Collected data
· · · ·

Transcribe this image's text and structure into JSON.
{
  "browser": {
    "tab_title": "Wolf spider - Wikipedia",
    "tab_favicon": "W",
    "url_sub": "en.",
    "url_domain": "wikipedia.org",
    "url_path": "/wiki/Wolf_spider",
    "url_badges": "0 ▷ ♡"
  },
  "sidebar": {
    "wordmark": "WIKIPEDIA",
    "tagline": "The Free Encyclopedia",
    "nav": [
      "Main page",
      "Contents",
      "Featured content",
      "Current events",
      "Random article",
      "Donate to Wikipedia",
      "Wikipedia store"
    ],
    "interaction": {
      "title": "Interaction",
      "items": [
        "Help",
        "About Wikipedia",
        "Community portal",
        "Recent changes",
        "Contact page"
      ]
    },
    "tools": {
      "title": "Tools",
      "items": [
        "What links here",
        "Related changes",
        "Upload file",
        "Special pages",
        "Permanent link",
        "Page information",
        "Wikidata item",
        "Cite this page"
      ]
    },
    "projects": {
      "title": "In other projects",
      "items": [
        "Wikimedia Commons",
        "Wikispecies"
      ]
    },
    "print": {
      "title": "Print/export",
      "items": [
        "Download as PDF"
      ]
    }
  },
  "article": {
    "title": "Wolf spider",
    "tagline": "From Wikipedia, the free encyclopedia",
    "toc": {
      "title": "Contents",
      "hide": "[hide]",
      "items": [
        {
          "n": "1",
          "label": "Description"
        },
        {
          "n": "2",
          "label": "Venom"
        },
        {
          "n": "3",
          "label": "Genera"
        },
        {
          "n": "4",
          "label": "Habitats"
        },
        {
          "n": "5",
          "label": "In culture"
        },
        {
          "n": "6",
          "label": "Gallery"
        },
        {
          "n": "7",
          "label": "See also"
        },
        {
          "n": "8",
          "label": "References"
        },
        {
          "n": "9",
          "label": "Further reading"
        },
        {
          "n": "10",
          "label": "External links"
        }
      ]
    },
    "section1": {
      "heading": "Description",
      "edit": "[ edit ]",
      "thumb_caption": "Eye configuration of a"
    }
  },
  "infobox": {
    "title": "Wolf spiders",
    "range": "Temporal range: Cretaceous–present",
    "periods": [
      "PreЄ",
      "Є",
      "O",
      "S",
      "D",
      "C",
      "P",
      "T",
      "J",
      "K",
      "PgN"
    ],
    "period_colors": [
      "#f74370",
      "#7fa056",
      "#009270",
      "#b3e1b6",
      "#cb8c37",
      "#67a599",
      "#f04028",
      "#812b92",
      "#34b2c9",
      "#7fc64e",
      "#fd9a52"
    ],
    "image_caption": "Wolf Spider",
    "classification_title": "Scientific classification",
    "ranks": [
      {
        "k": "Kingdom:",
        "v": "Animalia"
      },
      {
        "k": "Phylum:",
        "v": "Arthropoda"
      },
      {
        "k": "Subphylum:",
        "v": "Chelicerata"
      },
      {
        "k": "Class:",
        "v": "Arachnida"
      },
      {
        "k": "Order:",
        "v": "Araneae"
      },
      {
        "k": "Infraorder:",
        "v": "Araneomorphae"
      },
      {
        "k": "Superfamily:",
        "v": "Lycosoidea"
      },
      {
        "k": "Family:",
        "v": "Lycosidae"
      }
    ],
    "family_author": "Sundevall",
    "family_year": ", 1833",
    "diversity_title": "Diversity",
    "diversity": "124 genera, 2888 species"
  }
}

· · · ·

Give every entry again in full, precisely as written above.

Transcribe this image's text and structure into JSON.
{
  "browser": {
    "tab_title": "Wolf spider - Wikipedia",
    "tab_favicon": "W",
    "url_sub": "en.",
    "url_domain": "wikipedia.org",
    "url_path": "/wiki/Wolf_spider",
    "url_badges": "0 ▷ ♡"
  },
  "sidebar": {
    "wordmark": "WIKIPEDIA",
    "tagline": "The Free Encyclopedia",
    "nav": [
      "Main page",
      "Contents",
      "Featured content",
      "Current events",
      "Random article",
      "Donate to Wikipedia",
      "Wikipedia store"
    ],
    "interaction": {
      "title": "Interaction",
      "items": [
        "Help",
        "About Wikipedia",
        "Community portal",
        "Recent changes",
        "Contact page"
      ]
    },
    "tools": {
      "title": "Tools",
      "items": [
        "What links here",
        "Related changes",
        "Upload file",
        "Special pages",
        "Permanent link",
        "Page information",
        "Wikidata item",
        "Cite this page"
      ]
    },
    "projects": {
      "title": "In other projects",
      "items": [
        "Wikimedia Commons",
        "Wikispecies"
      ]
    },
    "print": {
      "title": "Print/export",
      "items": [
        "Download as PDF"
      ]
    }
  },
  "article": {
    "title": "Wolf spider",
    "tagline": "From Wikipedia, the free encyclopedia",
    "toc": {
      "title": "Contents",
      "hide": "[hide]",
      "items": [
        {
          "n": "1",
          "label": "Description"
        },
        {
          "n": "2",
          "label": "Venom"
        },
        {
          "n": "3",
          "label": "Genera"
        },
        {
          "n": "4",
          "label": "Habitats"
        },
        {
          "n": "5",
          "label": "In culture"
        },
        {
          "n": "6",
          "label": "Gallery"
        },
        {
          "n": "7",
          "label": "See also"
        },
        {
          "n": "8",
          "label": "References"
        },
        {
          "n": "9",
          "label": "Further reading"
        },
        {
          "n": "10",
          "label": "External links"
        }
      ]
    },
    "section1": {
      "heading": "Description",
      "edit": "[ edit ]",
      "thumb_caption": "Eye configuration of a"
    }
  },
  "infobox": {
    "title": "Wolf spiders",
    "range": "Temporal range: Cretaceous–present",
    "periods": [
      "PreЄ",
      "Є",
      "O",
      "S",
      "D",
      "C",
      "P",
      "T",
      "J",
      "K",
      "PgN"
    ],
    "period_colors": [
      "#f74370",
      "#7fa056",
      "#009270",
      "#b3e1b6",
      "#cb8c37",
      "#67a599",
      "#f04028",
      "#812b92",
      "#34b2c9",
      "#7fc64e",
      "#fd9a52"
    ],
    "image_caption": "Wolf Spider",
    "classification_title": "Scientific classification",
    "ranks": [
      {
        "k": "Kingdom:",
        "v": "Animalia"
      },
      {
        "k": "Phylum:",
        "v": "Arthropoda"
      },
      {
        "k": "Subphylum:",
        "v": "Chelicerata"
      },
      {
        "k": "Class:",
        "v": "Arachnida"
      },
      {
        "k": "Order:",
        "v": "Araneae"
      },
      {
        "k": "Infraorder:",
        "v": "Araneomorphae"
      },
      {
        "k": "Superfamily:",
        "v": "Lycosoidea"
      },
      {
        "k": "Family:",
        "v": "Lycosidae"
      }
    ],
    "family_author": "Sundevall",
    "family_year": ", 1833",
    "diversity_title": "Diversity",
    "diversity": "124 genera, 2888 species"
  }
}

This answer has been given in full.